Always bring bug repellant.

  • No matter where the national or state park is there will always be some type of critter roaming around ready to find its next target. Ticks, mosquitoes, fleas or flies all can be avoided by purchasing bug spray. In Oklahoma, mosquitoes are particularly awful during the summer months so camping without repellant isn’t something many campers do in this state.

Write out a packing list and double check it when getting ready to leave.

  • One of the worst things about camping is forgetting something at home. For example, leaving behind a can opener can result in having to use a dull knife to open cans, definitely not a desirable situation to be in. To make sure that doesn’t happen, make a list a week before and check off items while packing.

Plan a fun activity.

  • Activities at national or state parks are endless. They range from fishing to hiking to kayaking and tons more. Experience some of the outdoors and try an activity that is special to that park while camping.

Robin who shares her advice about camping on her site Camping-Expert, says, “I feel at peace canoeing… but, I also love hiking and feeling the ground under my feet, and knowing all the distance traveled has been with just my two legs.”

Never, ever forget to bring s’mores.

  • This speaks for itself. It isn’t a camping trip without the delicious combination of gooey, burnt marshmallows, melted chocolate and graham crackers.

“So many great memories were made when all of my family would get together around the fire and tell all kinds of stories about the past, we had a lot of good laughs and great meals,” says Cody.

Cody starting a campfire at Petit Jean State Park

Cody starting a campfire at Petit Jean State Park

Make tin foil dinners.

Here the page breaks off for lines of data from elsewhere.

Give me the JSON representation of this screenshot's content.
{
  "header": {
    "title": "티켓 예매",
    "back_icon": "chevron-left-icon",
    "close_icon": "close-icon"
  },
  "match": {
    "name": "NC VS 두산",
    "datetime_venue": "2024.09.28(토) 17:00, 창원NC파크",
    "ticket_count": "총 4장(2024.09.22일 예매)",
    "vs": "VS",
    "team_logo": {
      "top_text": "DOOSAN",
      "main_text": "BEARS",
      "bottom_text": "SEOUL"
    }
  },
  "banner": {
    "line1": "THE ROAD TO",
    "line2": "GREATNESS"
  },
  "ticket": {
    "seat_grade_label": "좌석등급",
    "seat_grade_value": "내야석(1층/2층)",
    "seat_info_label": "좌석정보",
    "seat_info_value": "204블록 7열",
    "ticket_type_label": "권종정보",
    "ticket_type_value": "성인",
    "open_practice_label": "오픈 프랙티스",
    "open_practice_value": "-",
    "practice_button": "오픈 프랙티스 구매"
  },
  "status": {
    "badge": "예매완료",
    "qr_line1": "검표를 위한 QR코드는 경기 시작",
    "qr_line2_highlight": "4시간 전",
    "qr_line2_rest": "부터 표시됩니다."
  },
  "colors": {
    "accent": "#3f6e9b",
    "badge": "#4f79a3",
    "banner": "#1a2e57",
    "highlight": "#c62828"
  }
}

  • To cut back on cleanup and the hassle of cooking dinner, tin foil meals are incredibly easy! Tin foil meals offer several variations. All that is needed is any type of meat, such as beef or chicken, vegetables and some butter. Put the meat, vegetables and butter in a foil packet and then lay the packet on the fire to cook. Once it is cooked through, enjoy a no mess meal by the campfire!

“Make ice in a freezer at home and save on the cost of buying it when the time of the trip comes,” says Cosby.

  • Any money saved while camping is a good thing. Keeping a cooler stocked with ice is a must while camping and what better way to do it than with your own ice!

Most of all, relax and have fun!                                                                                                          

  • “Have fun! If you’re not having fun, you’re missing the point. You’re there to enjoy yourself, and so you should enjoy everything nature has to offer,” says Robin.

For more great camping tips and advice, check out Robin’s website, Camping-Expert.